MKSAP quiz: Follow-up for persistent heartburn, chronic cough

This month's quiz asks readers to determine the most appropriate next diagnostic test for a 35-year-old man with persistent heartburn and chronic cough who takes pantoprazole twice daily for a one-year history of gastroesophageal reflux disease.


A 35-year-old man is evaluated during a follow-up appointment for persistent heartburn with chronic cough. He has a 1-year history of gastroesophageal reflux disease and takes pantoprazole twice daily. He reports no nausea, vomiting, or dysphagia. Upper endoscopy performed 1 year earlier showed no abnormal findings.

His vital signs and physical examination are normal.
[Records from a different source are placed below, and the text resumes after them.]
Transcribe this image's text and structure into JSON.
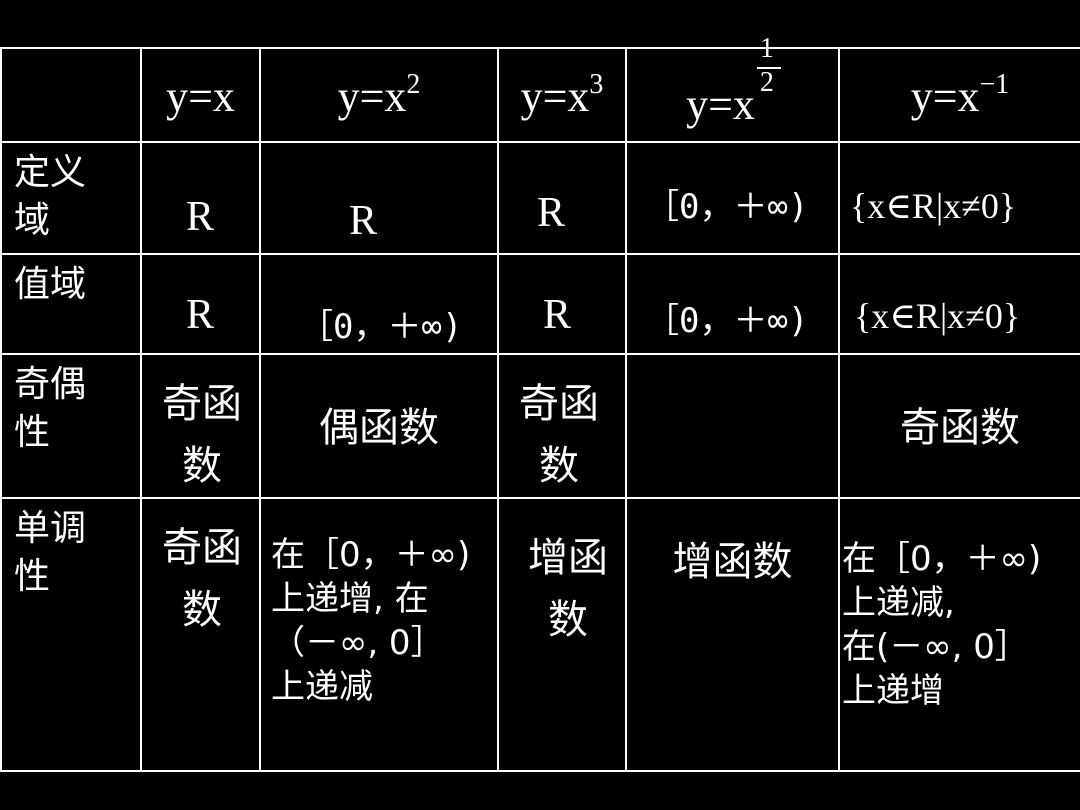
{
  "table": {
    "headers": {
      "corner": "",
      "f1": {
        "base": "y=x",
        "exponent": ""
      },
      "f2": {
        "base": "y=x",
        "exponent": "2"
      },
      "f3": {
        "base": "y=x",
        "exponent": "3"
      },
      "f4": {
        "base": "y=x",
        "exponent_numerator": "1",
        "exponent_denominator": "2"
      },
      "f5": {
        "base": "y=x",
        "exponent": "−1"
      }
    },
    "rows": {
      "domain": {
        "label": "定义域",
        "label_line1": "定义",
        "label_line2": "域",
        "f1": "R",
        "f2": "R",
        "f3": "R",
        "f4": "［0，＋∞)",
        "f5": "{x∈R|x≠0}"
      },
      "range": {
        "label": "值域",
        "f1": "R",
        "f2": "［0，＋∞)",
        "f3": "R",
        "f4": "［0，＋∞)",
        "f5": "{x∈R|x≠0}"
      },
      "parity": {
        "label": "奇偶性",
        "label_line1": "奇偶",
        "label_line2": "性",
        "f1_line1": "奇函",
        "f1_line2": "数",
        "f2": "偶函数",
        "f3_line1": "奇函",
        "f3_line2": "数",
        "f4": "",
        "f5": "奇函数"
      },
      "monotonicity": {
        "label": "单调性",
        "label_line1": "单调",
        "label_line2": "性",
        "f1_line1": "奇函",
        "f1_line2": "数",
        "f2_lines": [
          "在［0，＋∞)",
          "上递增, 在",
          "（－∞, 0］",
          "上递减"
        ],
        "f3_line1": "增函",
        "f3_line2": "数",
        "f4": "增函数",
        "f5_lines": [
          "在［0，＋∞)",
          "上递减,",
          "在(－∞, 0］",
          "上递增"
        ]
      }
    }
  }
}
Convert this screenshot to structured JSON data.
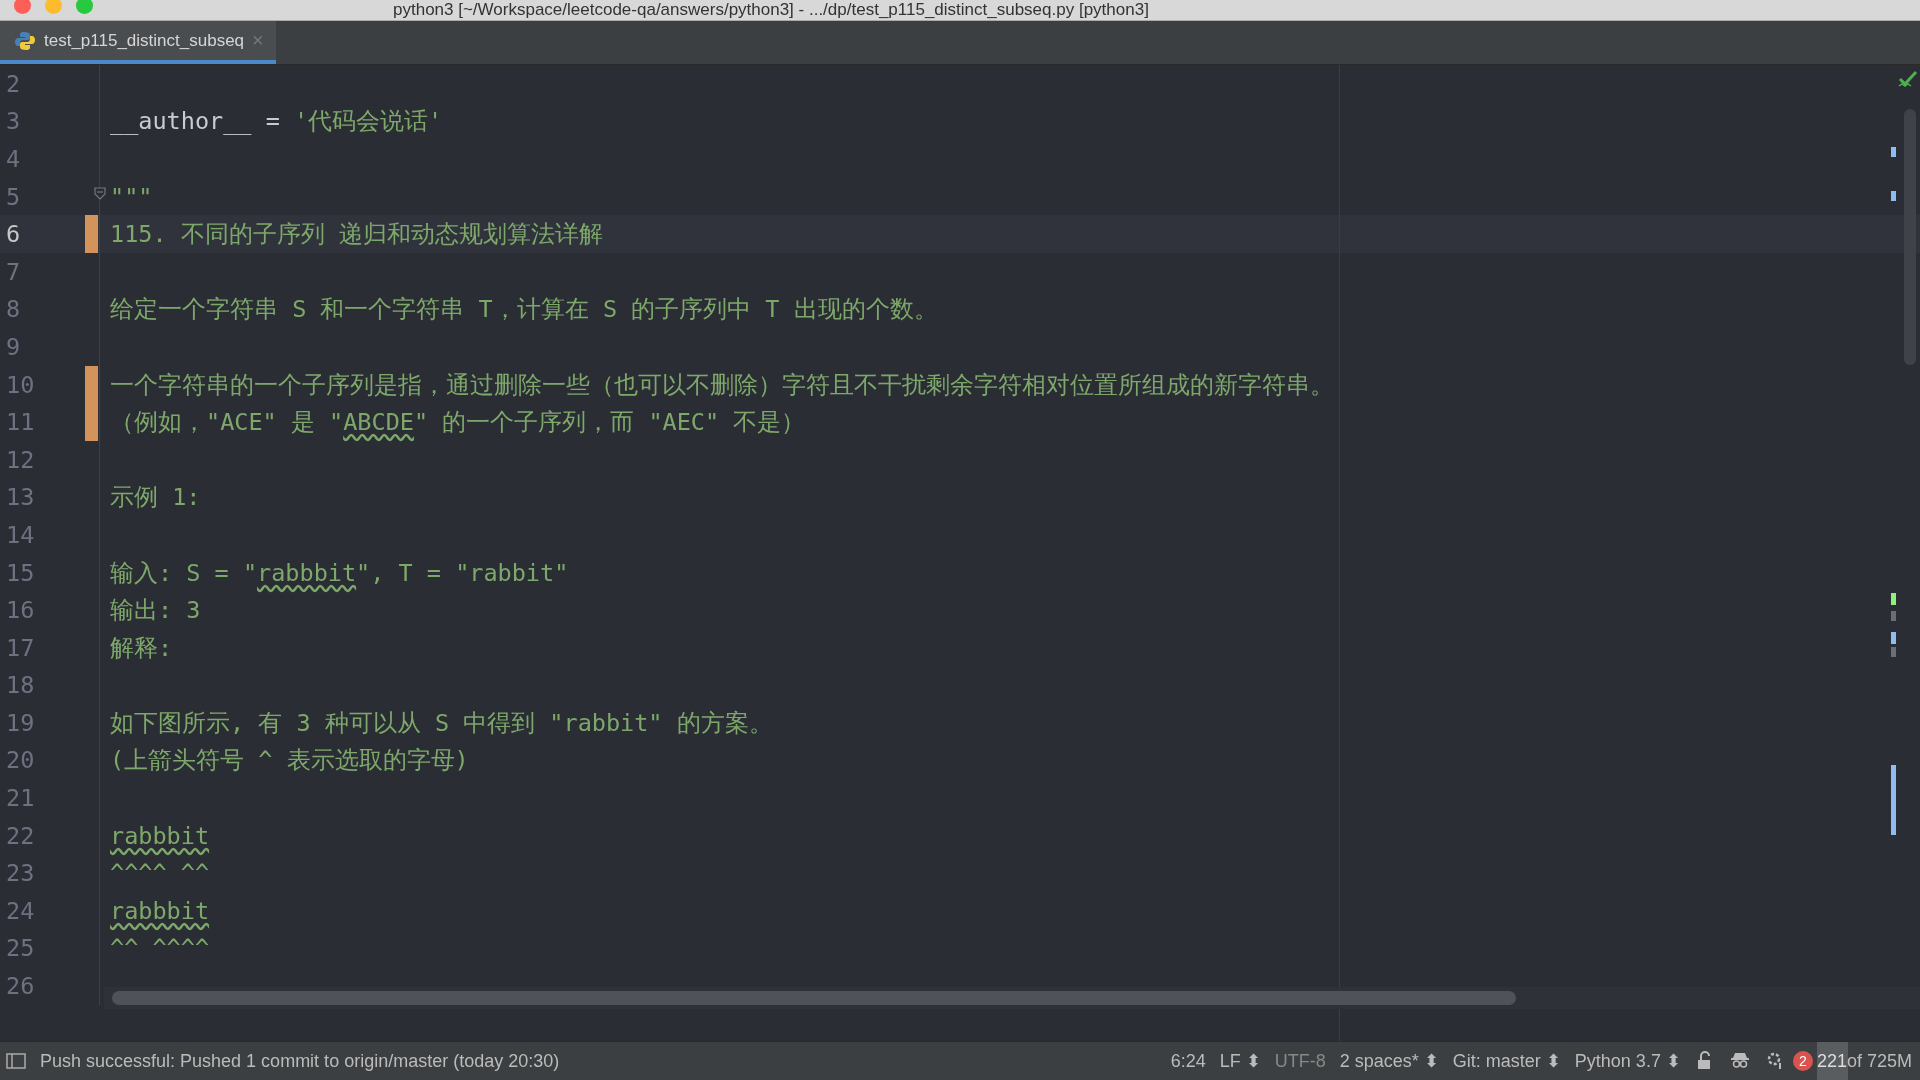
{
  "window": {
    "title": "python3 [~/Workspace/leetcode-qa/answers/python3] - .../dp/test_p115_distinct_subseq.py [python3]"
  },
  "tabs": [
    {
      "label": "test_p115_distinct_subseq",
      "selected": true,
      "close": "×"
    }
  ],
  "editor": {
    "lines": [
      {
        "number": "2",
        "current": false,
        "modified": false
      },
      {
        "number": "3",
        "current": false,
        "modified": false,
        "segments": [
          {
            "text": "__author__ = ",
            "kind": "code",
            "typo": false
          },
          {
            "text": "'代码会说话'",
            "kind": "string",
            "typo": false
          }
        ]
      },
      {
        "number": "4",
        "current": false,
        "modified": false
      },
      {
        "number": "5",
        "current": false,
        "modified": false,
        "fold": true,
        "segments": [
          {
            "text": "\"\"\"",
            "kind": "string",
            "typo": false
          }
        ]
      },
      {
        "number": "6",
        "current": true,
        "modified": true,
        "segments": [
          {
            "text": "115. 不同的子序列 递归和动态规划算法详解",
            "kind": "string",
            "typo": false
          }
        ]
      },
      {
        "number": "7",
        "current": false,
        "modified": false
      },
      {
        "number": "8",
        "current": false,
        "modified": false,
        "segments": [
          {
            "text": "给定一个字符串 S 和一个字符串 T，计算在 S 的子序列中 T 出现的个数。",
            "kind": "string",
            "typo": false
          }
        ]
      },
      {
        "number": "9",
        "current": false,
        "modified": false
      },
      {
        "number": "10",
        "current": false,
        "modified": true,
        "segments": [
          {
            "text": "一个字符串的一个子序列是指，通过删除一些（也可以不删除）字符且不干扰剩余字符相对位置所组成的新字符串。",
            "kind": "string",
            "typo": false
          }
        ]
      },
      {
        "number": "11",
        "current": false,
        "modified": true,
        "segments": [
          {
            "text": "（例如，\"ACE\" 是 \"",
            "kind": "string",
            "typo": false
          },
          {
            "text": "ABCDE",
            "kind": "string",
            "typo": true
          },
          {
            "text": "\" 的一个子序列，而 \"AEC\" 不是）",
            "kind": "string",
            "typo": false
          }
        ]
      },
      {
        "number": "12",
        "current": false,
        "modified": false
      },
      {
        "number": "13",
        "current": false,
        "modified": false,
        "segments": [
          {
            "text": "示例 1:",
            "kind": "string",
            "typo": false
          }
        ]
      },
      {
        "number": "14",
        "current": false,
        "modified": false
      },
      {
        "number": "15",
        "current": false,
        "modified": false,
        "segments": [
          {
            "text": "输入: S = \"",
            "kind": "string",
            "typo": false
          },
          {
            "text": "rabbbit",
            "kind": "string",
            "typo": true
          },
          {
            "text": "\", T = \"rabbit\"",
            "kind": "string",
            "typo": false
          }
        ]
      },
      {
        "number": "16",
        "current": false,
        "modified": false,
        "segments": [
          {
            "text": "输出: 3",
            "kind": "string",
            "typo": false
          }
        ]
      },
      {
        "number": "17",
        "current": false,
        "modified": false,
        "segments": [
          {
            "text": "解释:",
            "kind": "string",
            "typo": false
          }
        ]
      },
      {
        "number": "18",
        "current": false,
        "modified": false
      },
      {
        "number": "19",
        "current": false,
        "modified": false,
        "segments": [
          {
            "text": "如下图所示, 有 3 种可以从 S 中得到 \"rabbit\" 的方案。",
            "kind": "string",
            "typo": false
          }
        ]
      },
      {
        "number": "20",
        "current": false,
        "modified": false,
        "segments": [
          {
            "text": "(上箭头符号 ^ 表示选取的字母)",
            "kind": "string",
            "typo": false
          }
        ]
      },
      {
        "number": "21",
        "current": false,
        "modified": false
      },
      {
        "number": "22",
        "current": false,
        "modified": false,
        "segments": [
          {
            "text": "rabbbit",
            "kind": "string",
            "typo": true
          }
        ]
      },
      {
        "number": "23",
        "current": false,
        "modified": false,
        "segments": [
          {
            "text": "^^^^ ^^",
            "kind": "string",
            "typo": false
          }
        ]
      },
      {
        "number": "24",
        "current": false,
        "modified": false,
        "segments": [
          {
            "text": "rabbbit",
            "kind": "string",
            "typo": true
          }
        ]
      },
      {
        "number": "25",
        "current": false,
        "modified": false,
        "segments": [
          {
            "text": "^^ ^^^^",
            "kind": "string",
            "typo": false
          }
        ]
      },
      {
        "number": "26",
        "current": false,
        "modified": false
      }
    ],
    "stripe_marks": [
      {
        "color": "#8fbdf2"
      },
      {
        "color": "#8fbdf2"
      },
      {
        "color": "#8ff27a"
      },
      {
        "color": "#6b6e75"
      },
      {
        "color": "#8fbdf2"
      },
      {
        "color": "#6b6e75"
      },
      {
        "color": "#8fbdf2"
      }
    ]
  },
  "status_bar": {
    "message": "Push successful: Pushed 1 commit to origin/master (today 20:30)",
    "items": [
      {
        "text": "6:24",
        "dropdown": false,
        "dim": false
      },
      {
        "text": "LF",
        "dropdown": true,
        "dim": false
      },
      {
        "text": "UTF-8",
        "dropdown": false,
        "dim": true
      },
      {
        "text": "2 spaces*",
        "dropdown": true,
        "dim": false
      },
      {
        "text": "Git: master",
        "dropdown": true,
        "dim": false
      },
      {
        "text": "Python 3.7",
        "dropdown": true,
        "dim": false
      }
    ],
    "updown": "⬍",
    "notifications": "2",
    "memory": {
      "used": "221",
      "total": " of 725M",
      "level": 0.3
    }
  }
}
Results of an ear, nose, and throat evaluation are noncontributory.

Which of the following is the most appropriate next diagnostic test?

A. Ambulatory pH testing
B. Barium esophagography
C. Esophageal manometry
D. Upper endoscopy


MKSAP Answer and Critique

The correct answer is A. Ambulatory pH testing. This content is available to MKSAP 18 subscribers as Question 48 in the Gastroenterology and Hepatology section. More information about MKSAP is available online.

Ambulatory pH testing is the most appropriate next diagnostic test for this patient. The patient has persistent cough, which may be an extraesophageal symptom of gastroesophageal reflux disease (GERD) resulting from laryngopharyngeal reflux. Additional extraesophageal symptoms of GERD include asthma, globus sensation, hoarseness, throat clearing, and chronic laryngitis. It appears that the laryngopharynx is more sensitive to the erosive effects of acid, and small amounts of reflux may produce symptoms. The selection of a diagnostic test to confirm or exclude laryngopharyngeal reflux is controversial. Ambulatory pH testing, if positive, can help to confirm the diagnosis of GERD and supports the diagnosis of laryngopharyngeal reflux. Negative ambulatory pH testing suggests that the patient does not have GERD and that proton pump inhibitor therapy should be discontinued and another cause of the persistent hoarseness sought. Other experts propose laryngoscopy as the gold standard to diagnose laryngopharyngeal reflux. Common findings during laryngoscopy include edema and erythema, but these findings are also seen in 80% of healthy controls. While laryngoscopy should not be used as the sole test to diagnose extraesophageal GERD, abnormal findings in patients with an appropriate clinical history suggest that cough is related to GERD. Other causes of cough may include allergy, smoking, and voice abuse, and these should be ruled out with an ear, nose, and throat evaluation.

Barium esophagography should not be used as the initial diagnostic test for GERD and is not useful for evaluating this patient's symptoms, which primarily involve the laryngopharynx.

Esophageal manometry is used for patients suspected of having an underlying motility disorder involving peristalsis or lower esophageal sphincter dysfunction. This patient reports no dysphagia, a common presenting symptom of motility disorders, and his heartburn symptoms are controlled, so esophageal manometry is not indicated.

Upper endoscopy is the primary tool used to evaluate patients with GERD for complications such as erosive esophagitis, stricture, Barrett esophagus, and esophageal cancer. Because this patient does not have esophageal symptoms and had a normal endoscopy 1 year ago, upper endoscopy is not indicated.

Key Point

  • Ambulatory pH testing can be a helpful diagnostic test in patients with suspected extraesophageal manifestations of gastroesophageal reflux disease.